[What to produce] Could the data below be copied exactly, minus the pictures?

[Extracted data]
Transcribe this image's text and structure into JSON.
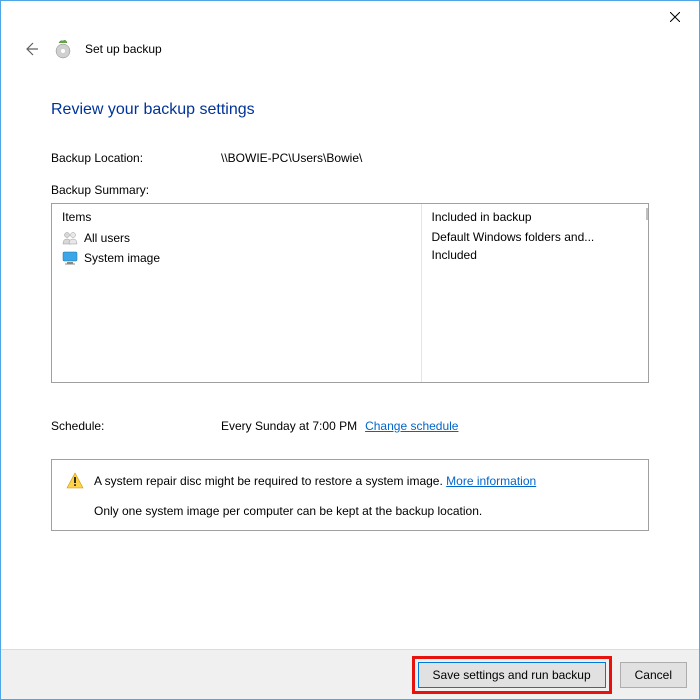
{
  "window": {
    "title": "Set up backup"
  },
  "heading": "Review your backup settings",
  "location": {
    "label": "Backup Location:",
    "value": "\\\\BOWIE-PC\\Users\\Bowie\\"
  },
  "summary": {
    "label": "Backup Summary:",
    "col_items": "Items",
    "col_included": "Included in backup",
    "rows": [
      {
        "item": "All users",
        "included": "Default Windows folders and..."
      },
      {
        "item": "System image",
        "included": "Included"
      }
    ]
  },
  "schedule": {
    "label": "Schedule:",
    "value": "Every Sunday at 7:00 PM",
    "change_link": "Change schedule"
  },
  "info": {
    "line1": "A system repair disc might be required to restore a system image.",
    "more_link": "More information",
    "line2": "Only one system image per computer can be kept at the backup location."
  },
  "buttons": {
    "save": "Save settings and run backup",
    "cancel": "Cancel"
  }
}
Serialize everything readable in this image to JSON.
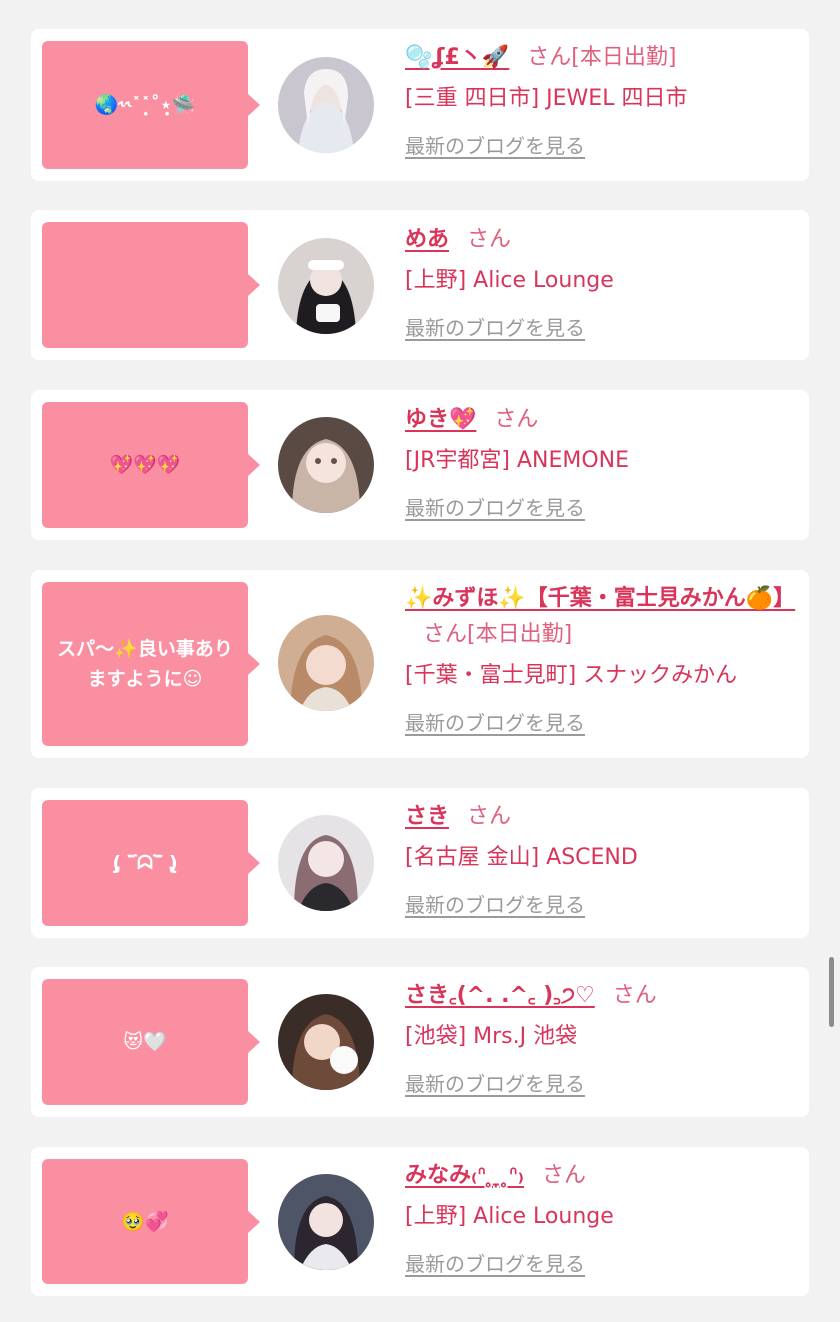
{
  "labels": {
    "san": "さん",
    "shift": "[本日出勤]",
    "blog": "最新のブログを見る"
  },
  "colors": {
    "background": "#f2f2f2",
    "card": "#ffffff",
    "bubble": "#fb8fa2",
    "accent": "#d9345a",
    "muted": "#9a9a9a"
  },
  "cards": [
    {
      "comment": "🌏˞˞˟˟̣̩˚⋆̩̣🛸",
      "name": "🫧ʆ£丶🚀",
      "shift": true,
      "shop": "[三重 四日市] JEWEL 四日市"
    },
    {
      "comment": "",
      "name": "めあ",
      "shift": false,
      "shop": "[上野] Alice Lounge"
    },
    {
      "comment": "💖💖💖",
      "name": "ゆき💖",
      "shift": false,
      "shop": "[JR宇都宮] ANEMONE"
    },
    {
      "comment": "スパ〜✨良い事ありますように☺︎",
      "name": "✨みずほ✨【千葉・富士見みかん🍊】",
      "shift": true,
      "shop": "[千葉・富士見町] スナックみかん"
    },
    {
      "comment": "(̨̡ ‾᷄ᗣ‾᷅ )̧̢",
      "name": "さき",
      "shift": false,
      "shop": "[名古屋 金山] ASCEND"
    },
    {
      "comment": "😻🤍",
      "name": "さき꜀(^. .^꜀ )꜆੭♡",
      "shift": false,
      "shop": "[池袋] Mrs.J 池袋"
    },
    {
      "comment": "🥹💞",
      "name": "みなみ₍ᐢ ̥ ̞ ̥ᐢ₎",
      "shift": false,
      "shop": "[上野] Alice Lounge"
    }
  ]
}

[Answer to the exercise]
Transcribe this image's text and structure into JSON.
{
  "window": {
    "title": "Set up backup"
  },
  "heading": "Review your backup settings",
  "location": {
    "label": "Backup Location:",
    "value": "\\\\BOWIE-PC\\Users\\Bowie\\"
  },
  "summary": {
    "label": "Backup Summary:",
    "col_items": "Items",
    "col_included": "Included in backup",
    "rows": [
      {
        "item": "All users",
        "included": "Default Windows folders and..."
      },
      {
        "item": "System image",
        "included": "Included"
      }
    ]
  },
  "schedule": {
    "label": "Schedule:",
    "value": "Every Sunday at 7:00 PM",
    "change_link": "Change schedule"
  },
  "info": {
    "line1": "A system repair disc might be required to restore a system image.",
    "more_link": "More information",
    "line2": "Only one system image per computer can be kept at the backup location."
  },
  "buttons": {
    "save": "Save settings and run backup",
    "cancel": "Cancel"
  }
}
Serialize everything readable in this image to JSON.
{
  "labels": {
    "san": "さん",
    "shift": "[本日出勤]",
    "blog": "最新のブログを見る"
  },
  "colors": {
    "background": "#f2f2f2",
    "card": "#ffffff",
    "bubble": "#fb8fa2",
    "accent": "#d9345a",
    "muted": "#9a9a9a"
  },
  "cards": [
    {
      "comment": "🌏˞˞˟˟̣̩˚⋆̩̣🛸",
      "name": "🫧ʆ£丶🚀",
      "shift": true,
      "shop": "[三重 四日市] JEWEL 四日市"
    },
    {
      "comment": "",
      "name": "めあ",
      "shift": false,
      "shop": "[上野] Alice Lounge"
    },
    {
      "comment": "💖💖💖",
      "name": "ゆき💖",
      "shift": false,
      "shop": "[JR宇都宮] ANEMONE"
    },
    {
      "comment": "スパ〜✨良い事ありますように☺︎",
      "name": "✨みずほ✨【千葉・富士見みかん🍊】",
      "shift": true,
      "shop": "[千葉・富士見町] スナックみかん"
    },
    {
      "comment": "(̨̡ ‾᷄ᗣ‾᷅ )̧̢",
      "name": "さき",
      "shift": false,
      "shop": "[名古屋 金山] ASCEND"
    },
    {
      "comment": "😻🤍",
      "name": "さき꜀(^. .^꜀ )꜆੭♡",
      "shift": false,
      "shop": "[池袋] Mrs.J 池袋"
    },
    {
      "comment": "🥹💞",
      "name": "みなみ₍ᐢ ̥ ̞ ̥ᐢ₎",
      "shift": false,
      "shop": "[上野] Alice Lounge"
    }
  ]
}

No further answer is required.